An abysmal year so far for Lotus; they’ve suffered the most from the new engine changes when you look at their 2013 performance. Romain Grosjean isn’t exactly the hottest property on the market right now, which goes to show that a slow/unreliable car can put an end to any driver’s F1 prospects. I don’t see him moving anywhere else. As for the crowd favourite, I think this year’s the last for Pastor. Lotus certainly wouldn’t tolerate his racing antics and the tall repair bill that comes with it, and I don’t see another team that would. I see him replaced by either Sergio Perez or Jules Bianchi.

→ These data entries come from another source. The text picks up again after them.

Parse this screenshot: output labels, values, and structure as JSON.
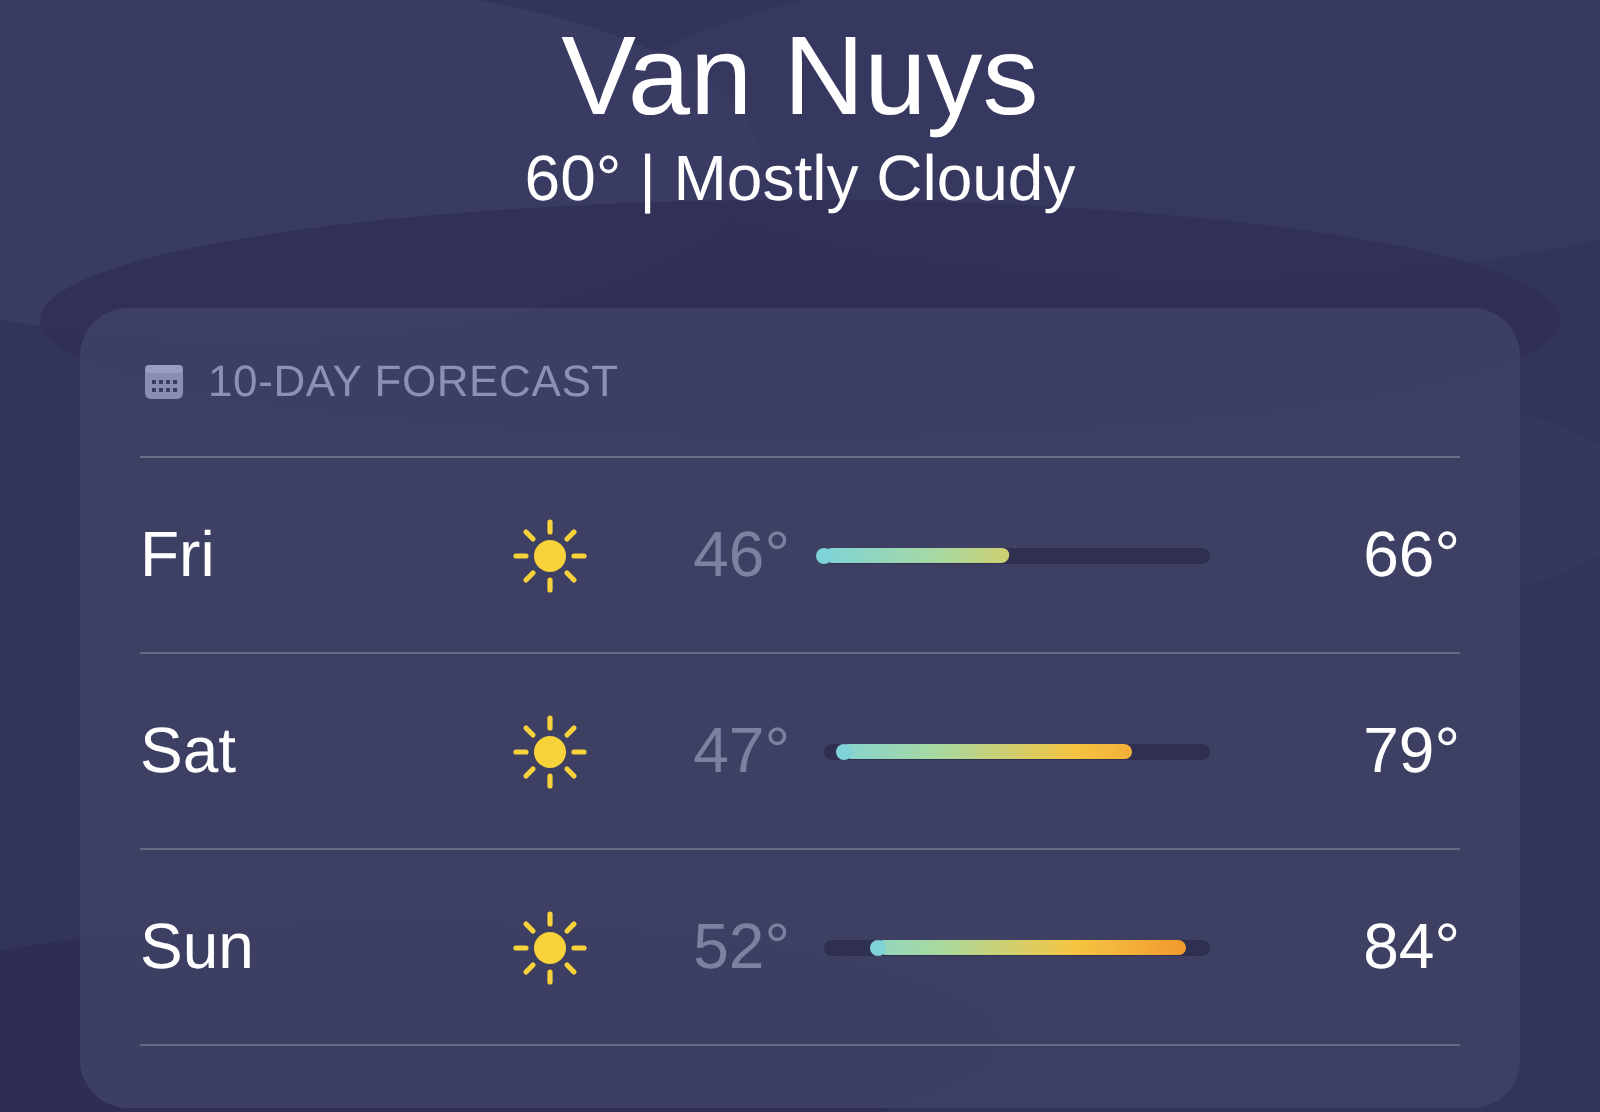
{
  "location": {
    "city": "Van Nuys",
    "summary": "60° | Mostly Cloudy"
  },
  "forecast": {
    "title": "10-DAY FORECAST",
    "days": [
      {
        "day": "Fri",
        "low": "46°",
        "high": "66°",
        "bar": {
          "from": {
            "level": 0
          },
          "to": {
            "level": 0.48
          }
        }
      },
      {
        "day": "Sat",
        "low": "47°",
        "high": "79°",
        "bar": {
          "from": {
            "level": 0.05
          },
          "to": {
            "level": 0.8
          }
        }
      },
      {
        "day": "Sun",
        "low": "52°",
        "high": "84°",
        "bar": {
          "from": {
            "level": 0.14
          },
          "to": {
            "level": 0.94
          }
        }
      }
    ]
  }
}
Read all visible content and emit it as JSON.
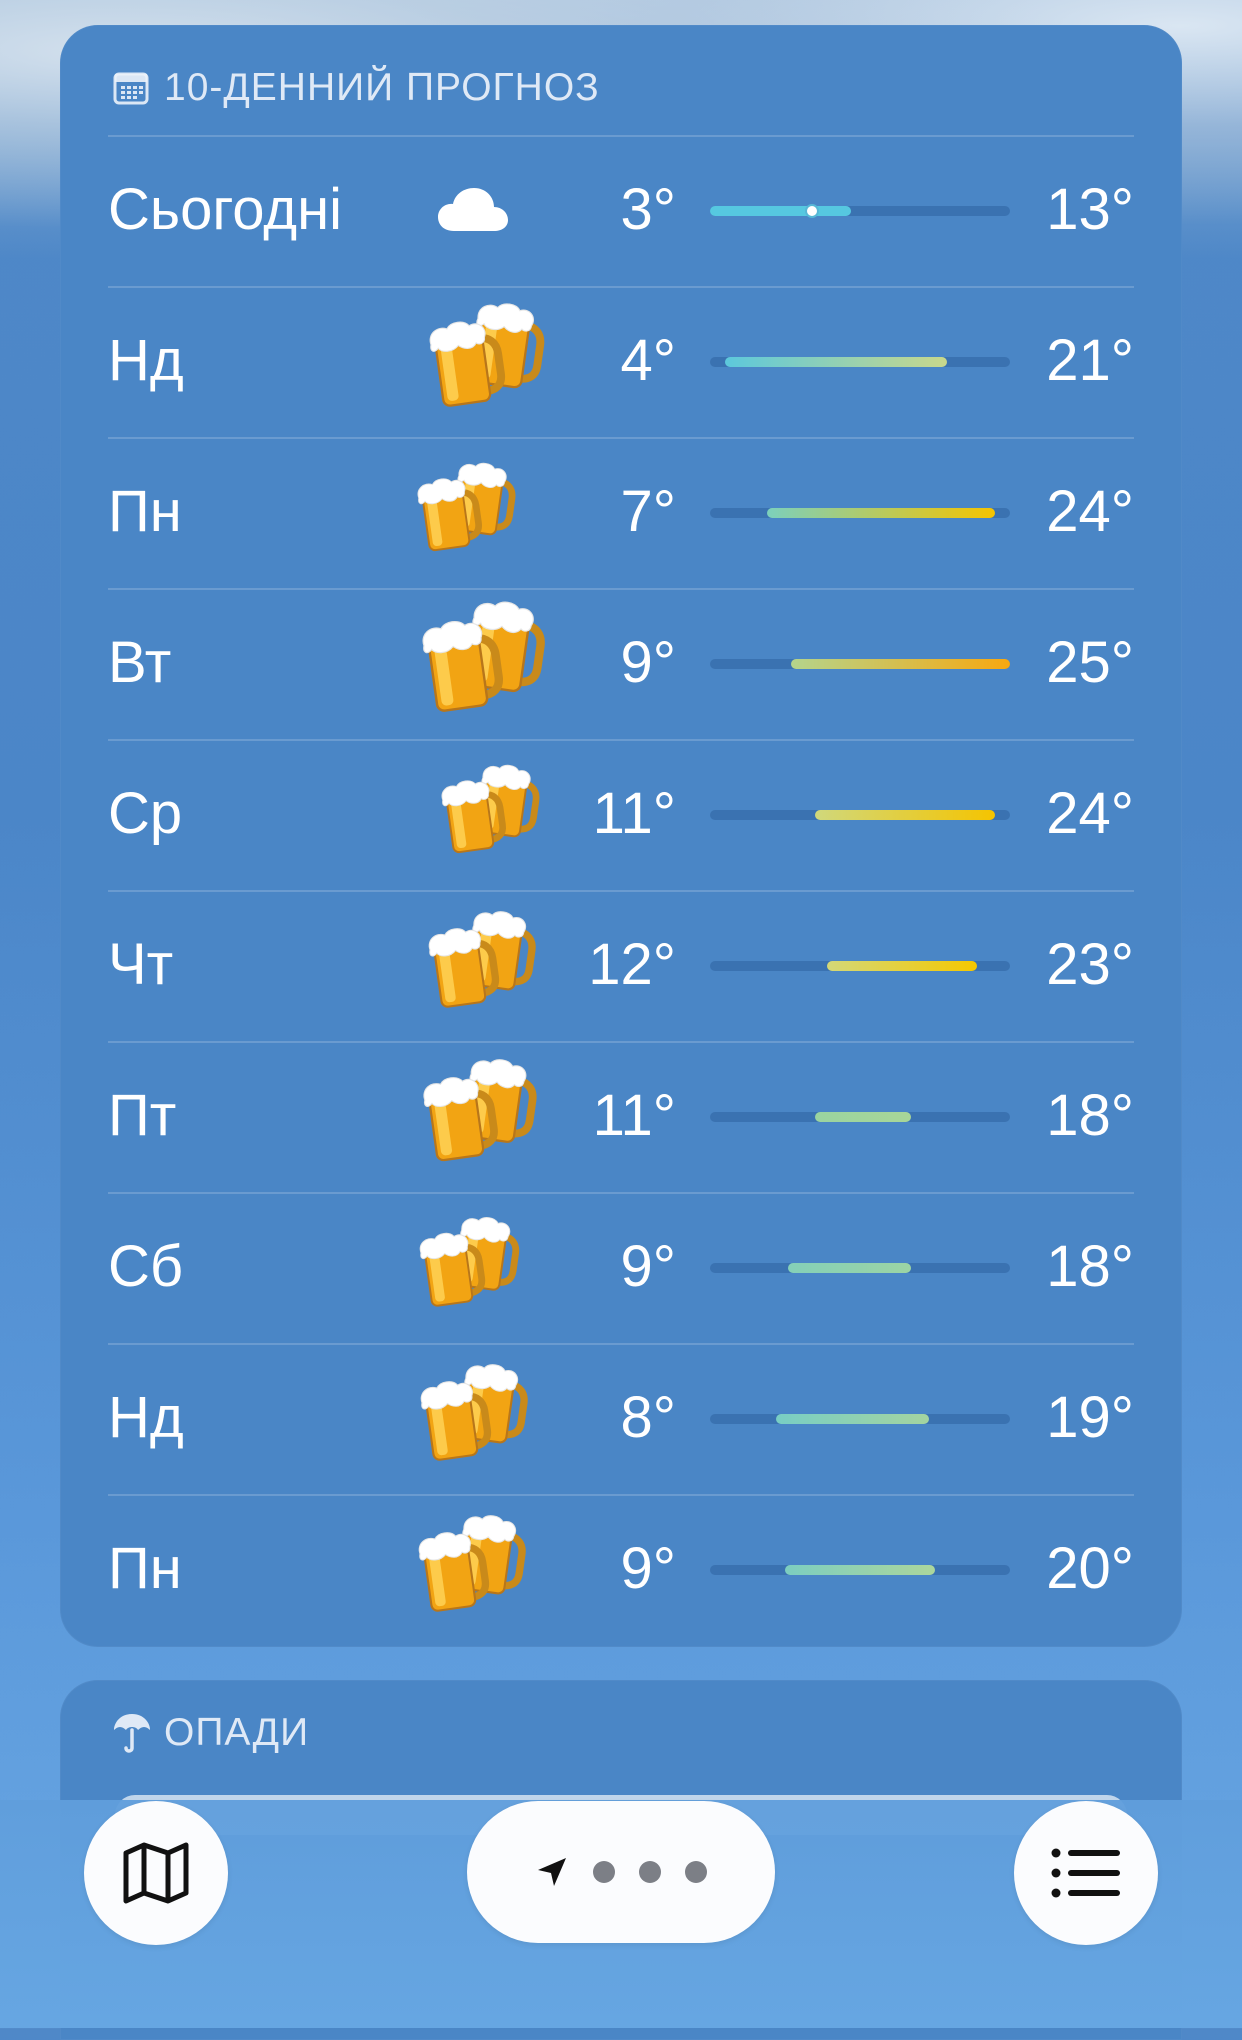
{
  "forecast": {
    "title": "10-ДЕННИЙ ПРОГНОЗ",
    "header_icon": "calendar-icon",
    "days": [
      {
        "day": "Сьогодні",
        "icon": "cloud-icon",
        "low": "3°",
        "high": "13°",
        "bar_start": 0.0,
        "bar_end": 0.47,
        "current_marker": 0.34,
        "colors": [
          "#56c8e0",
          "#56c8e0"
        ]
      },
      {
        "day": "Нд",
        "icon": "beer-mugs-icon",
        "low": "4°",
        "high": "21°",
        "bar_start": 0.05,
        "bar_end": 0.79,
        "colors": [
          "#5cc8dc",
          "#c8d88c"
        ]
      },
      {
        "day": "Пн",
        "icon": "beer-mugs-icon",
        "low": "7°",
        "high": "24°",
        "bar_start": 0.19,
        "bar_end": 0.95,
        "colors": [
          "#7cd0bc",
          "#f5c400"
        ]
      },
      {
        "day": "Вт",
        "icon": "beer-mugs-icon",
        "low": "9°",
        "high": "25°",
        "bar_start": 0.27,
        "bar_end": 1.0,
        "colors": [
          "#b4d48c",
          "#f8a810"
        ]
      },
      {
        "day": "Ср",
        "icon": "beer-mugs-icon",
        "low": "11°",
        "high": "24°",
        "bar_start": 0.35,
        "bar_end": 0.95,
        "colors": [
          "#d0d87c",
          "#f5c400"
        ]
      },
      {
        "day": "Чт",
        "icon": "beer-mugs-icon",
        "low": "12°",
        "high": "23°",
        "bar_start": 0.39,
        "bar_end": 0.89,
        "colors": [
          "#d4d878",
          "#f5c800"
        ]
      },
      {
        "day": "Пт",
        "icon": "beer-mugs-icon",
        "low": "11°",
        "high": "18°",
        "bar_start": 0.35,
        "bar_end": 0.67,
        "colors": [
          "#9ad4a0",
          "#a8d698"
        ]
      },
      {
        "day": "Сб",
        "icon": "beer-mugs-icon",
        "low": "9°",
        "high": "18°",
        "bar_start": 0.26,
        "bar_end": 0.67,
        "colors": [
          "#84d0b8",
          "#9cd4a4"
        ]
      },
      {
        "day": "Нд",
        "icon": "beer-mugs-icon",
        "low": "8°",
        "high": "19°",
        "bar_start": 0.22,
        "bar_end": 0.73,
        "colors": [
          "#78cec4",
          "#a4d4a0"
        ]
      },
      {
        "day": "Пн",
        "icon": "beer-mugs-icon",
        "low": "9°",
        "high": "20°",
        "bar_start": 0.25,
        "bar_end": 0.75,
        "colors": [
          "#7ccec0",
          "#acd69c"
        ]
      }
    ]
  },
  "precipitation": {
    "title": "ОПАДИ",
    "icon": "umbrella-icon"
  },
  "toolbar": {
    "map_icon": "map-icon",
    "location_icon": "location-arrow-icon",
    "list_icon": "list-icon",
    "page_count": 3
  }
}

A better year it seems for Marussia, largely thanks to an eventful Monaco Grand Prix. Jules Bianchi is showing great promise as he as done in his early F1 days, and I could see him moving on to either Force India or Lotus. Max Chilton hasn’t really left an impression since his arrival, and even his race-finishing record has been shattered in Canada. However, I do see his private funding keeping him with the team for another year. As for his teammate, we could be seeing a new F1 entrant, ready to snatch at the Brit’s heels.
Not exactly what Adrian Sutil imagined when he signed for Sauber, seeing them struggling in the dreaded backmarker zone. It could be the last year for the German before he heads off to a touring car series. Esteban Gutierrez’s costly mistake in Monaco will remain fresh in the team’s memory for a while, and the young Mexican hasn’t exactly redeemed himself either. Quite an uncertain situation for both drivers, and we could well see a fresh lineup for 2015.
Tony Fernandes listing the team for sale tells you everything you need to know about Caterham. How an owner can publicly announce such a thing is beyond me, especially when you consider its effect on the team’s morale. But such has been their performance this season that it has become a nonviable business for the Malaysian entrepreneur. Kamui Kobayashi had rallied a lot of fans to fund his drive for this season, but – for me – has failed to repay the faith of his supporters. Marcus Ericsson hasn’t fared any better either, but he has the ‘rookie’ excuse on his side. I see Marcus remain with the team and Kamui dropped for a new entrant.